Food banks spread in richer countries, hunger spreads in poorer countries, as Europe’s fertilizer crisis continues

Last year saw up to 70% of Europe’s fertilizer plants shut down, as natural gas prices soared after the Russian invasion. Today, as the New York Times reports from Nigeria:

“Suleiman Chubado is not entirely clear what caused the price of fertilizer to more than double over the past year, but he is bitterly aware of the consequences. At his farm in northeastern Nigeria, he can no longer afford enough fertilizer, so his corn is stunted and pale, the scraggly plants bending toward the powdery earth.”

Unfortunately, these shortages were entirely predictable. And, in fact, they were predicted, as we noted here in April last year:

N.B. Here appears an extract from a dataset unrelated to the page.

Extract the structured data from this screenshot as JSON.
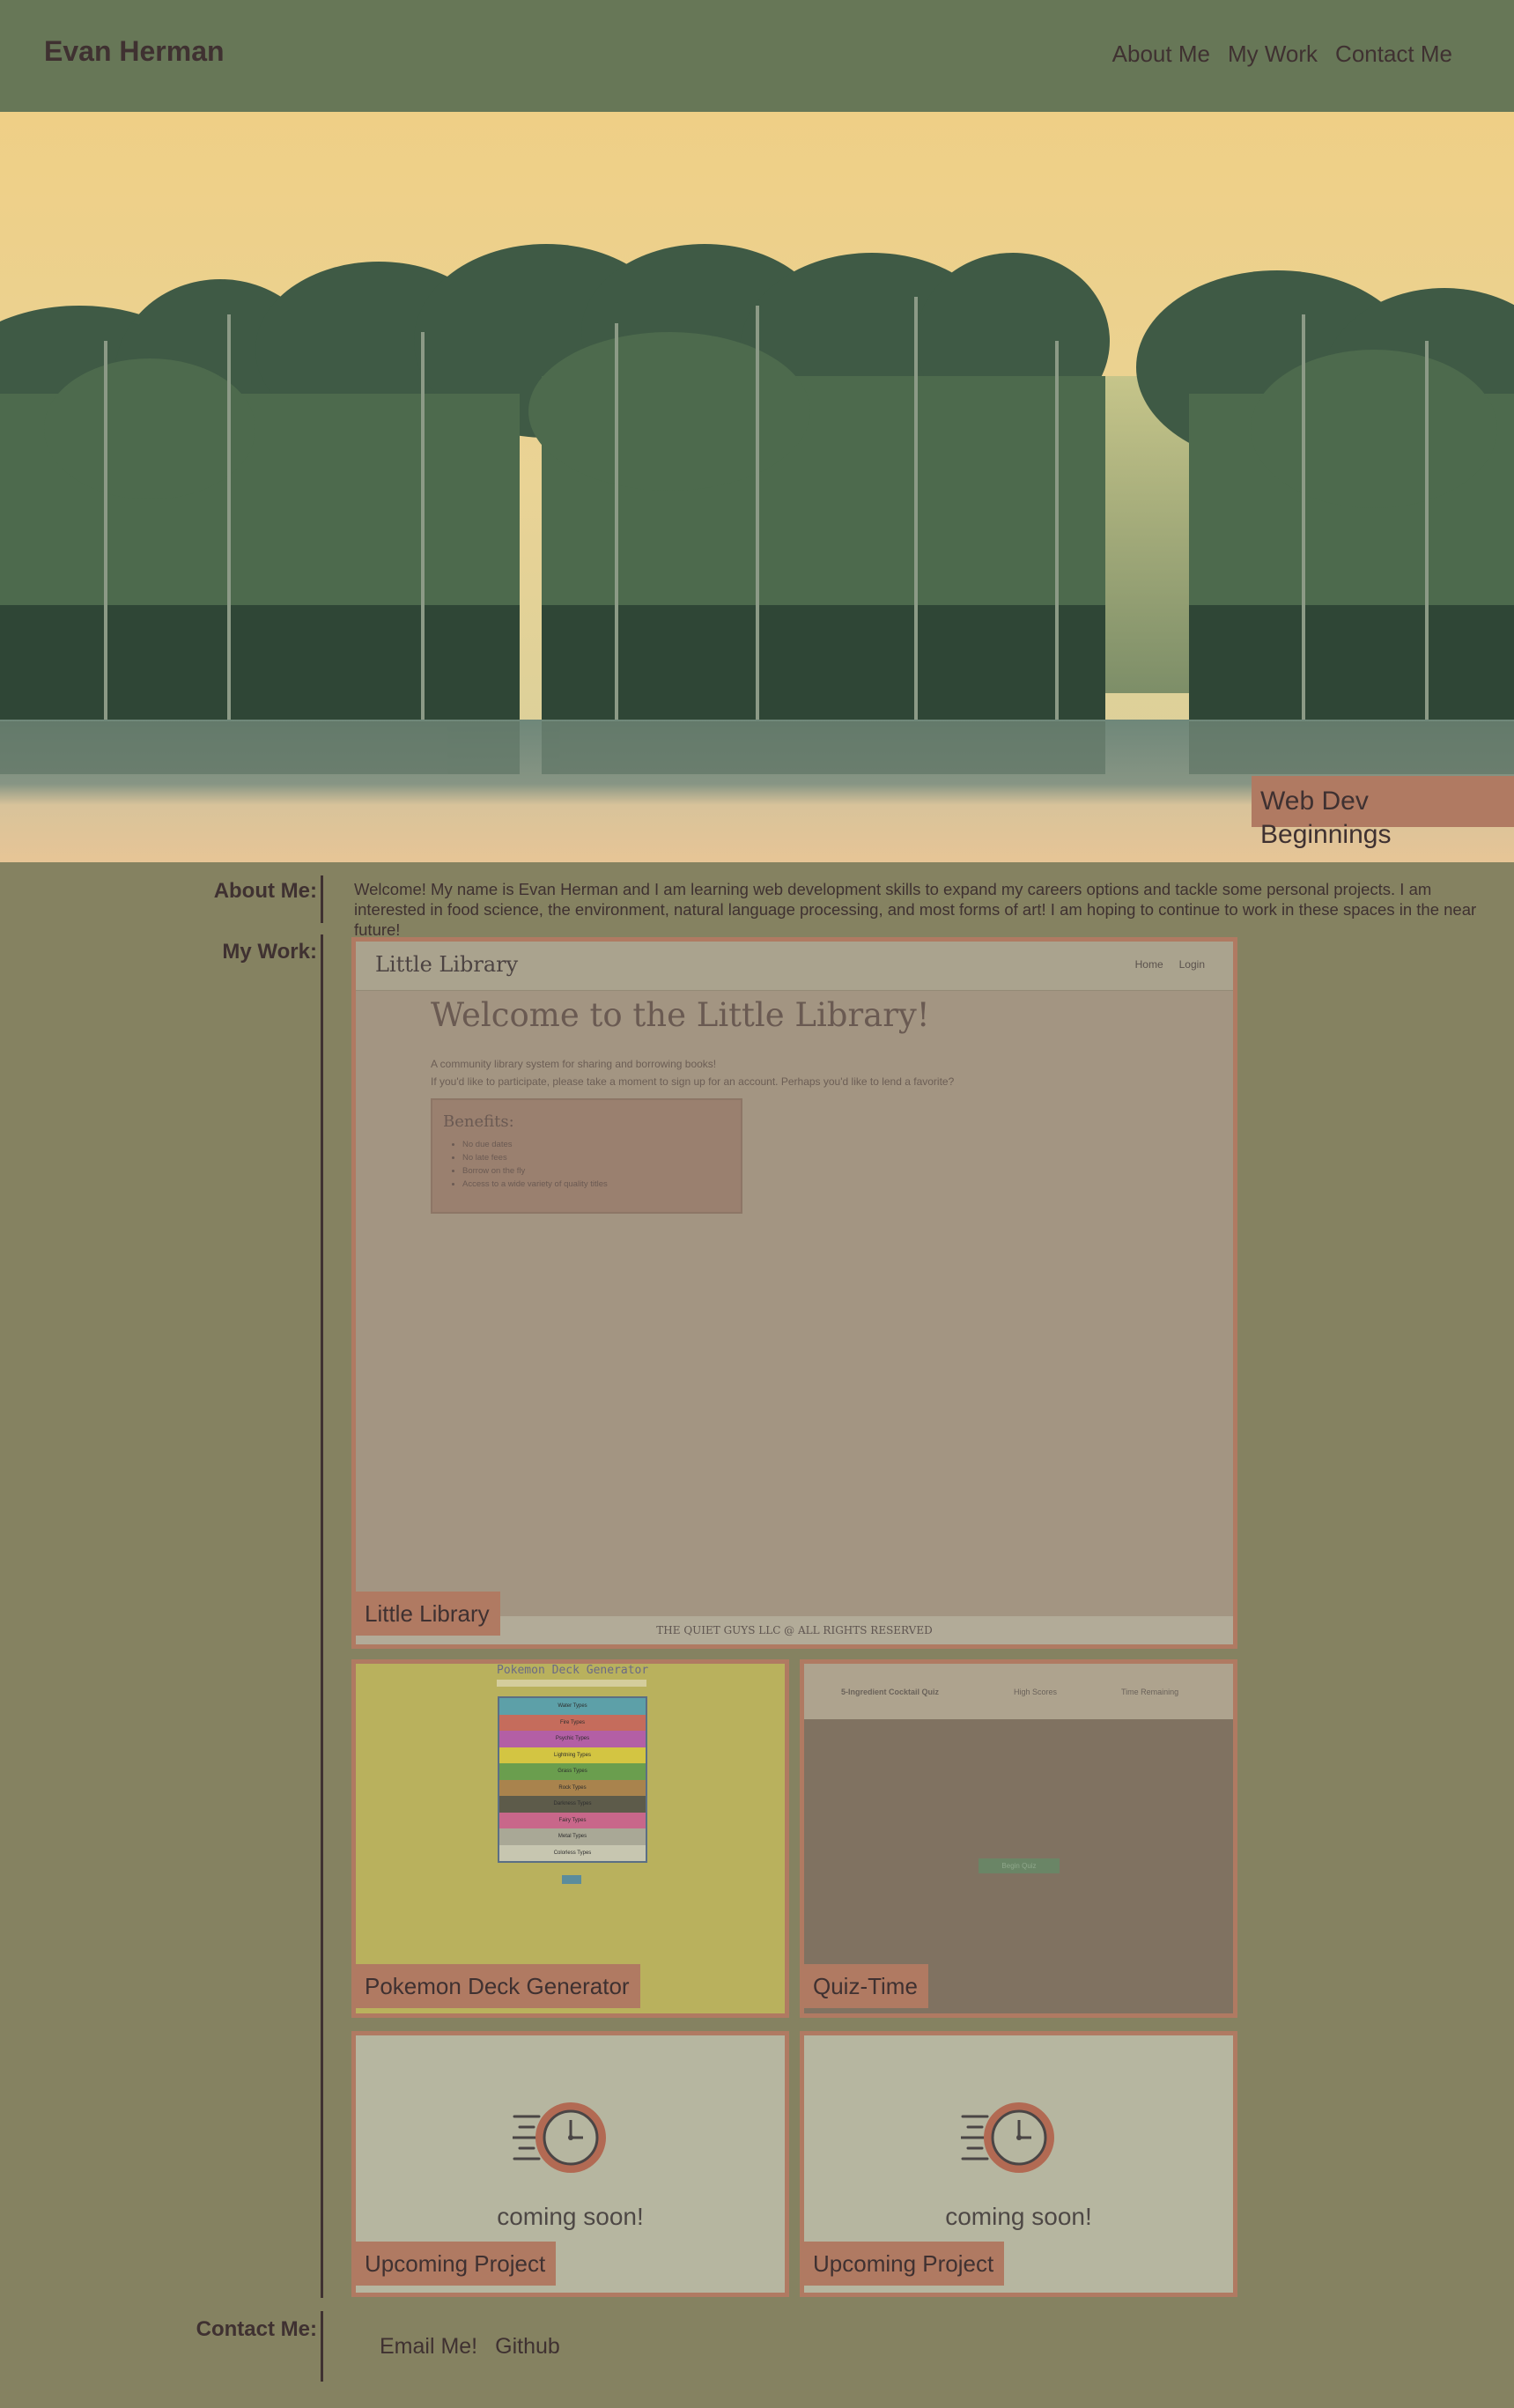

“Understandably, the World Bank and IMF’s warning about the risk of famine failed to hit the headlines…. But it is no less important because of that. Millions of people are set to starve as Russian/Ukrainian wheat output (29% of global production) is hit by the war, and fertilizer costs rocket along with gas prices.”

As the I.C.I.S. chart shows, Europe’s fertilizer output has had a very difficult 18 months:

  • The problem is that natural gas is a key feedstock for most fertilizer
  • It is the primary raw material for ammonia with 33 million BTU needed to produce 1 tonne
  • And ammonia is the basis for nitrogen-based fertilizers, which are used to replenish nitrogen in the soil

With up to 70% of capacity shut down, farmers have faced an impossible dilemma::

  • They either stop buying fertilizer, and see their crop yields drop
  • Or they buy what they can afford and hope their customers can afford the higher prices

As a result, food and cereal prices have soared, as the Food & Agriculture Organisation charts show:

  • Food prices reached a record 160 level last year, and are still equal to previous all-time high levels
  • Cereal prices have seen the same effect, reaching a record 174 level, and are also equal to previous all-time highs

Everyone around the world is being affected by the problems. But it hasn’t been really noticed until recently, as fertilizer is used for next year’s crop.

But now it is being noticed, as food prices stay high in the shop, and consumers start to cut back.  As the chart shows:

  • The EU index – most affected by Ukraine – has risen from 100 to 150
  • The US food price index has also been impacted, rising from 280 to 320
  • Even the Japanese index has risen from below 100 to around 115

And, of course, the problems are not over. Natural gas supplies are still reduced in Europe and prices have recently spiked again to €55 MWh ($16/MMBTU).

With interest rates and energy prices still rising, consumers in the West – particularly poorer ones – face a major risk. Can they afford to heat their home over the winter and feed their family?

In the UK, for example, the use of food banks is soaring. One charity expects to provide 1m free food parcels between December and February next year:

One in seven people in the UK face hunger because they don’t have enough money to live on.”

People in poorer countries such as Nigeria are already facing this dilemma, as the New York Times adds:

“Since February 2022, the price of fertilizer has more than doubled in Nigeria and 13 other countries…a sense of bewilderment is palpable alongside desperation.

“Farmers are shifting from growing staples like rice and corn to less valuable crops like soybeans and peanuts, which require less fertilizer. Thieves are stealing harvests. Wives are leaving husbands and returning to families with greater access to food. Parents are pulling children out of school for a lack of tuition money. Upward mobility has yielded to the imperative to hang on.”

Unfortunately, the problems look set to get worse rather than better. And the oil price rise caused by the Israel/Gaza crisis adds to the risks caused by the Ukraine invasion. A difficult winter, and 2024, lie ahead.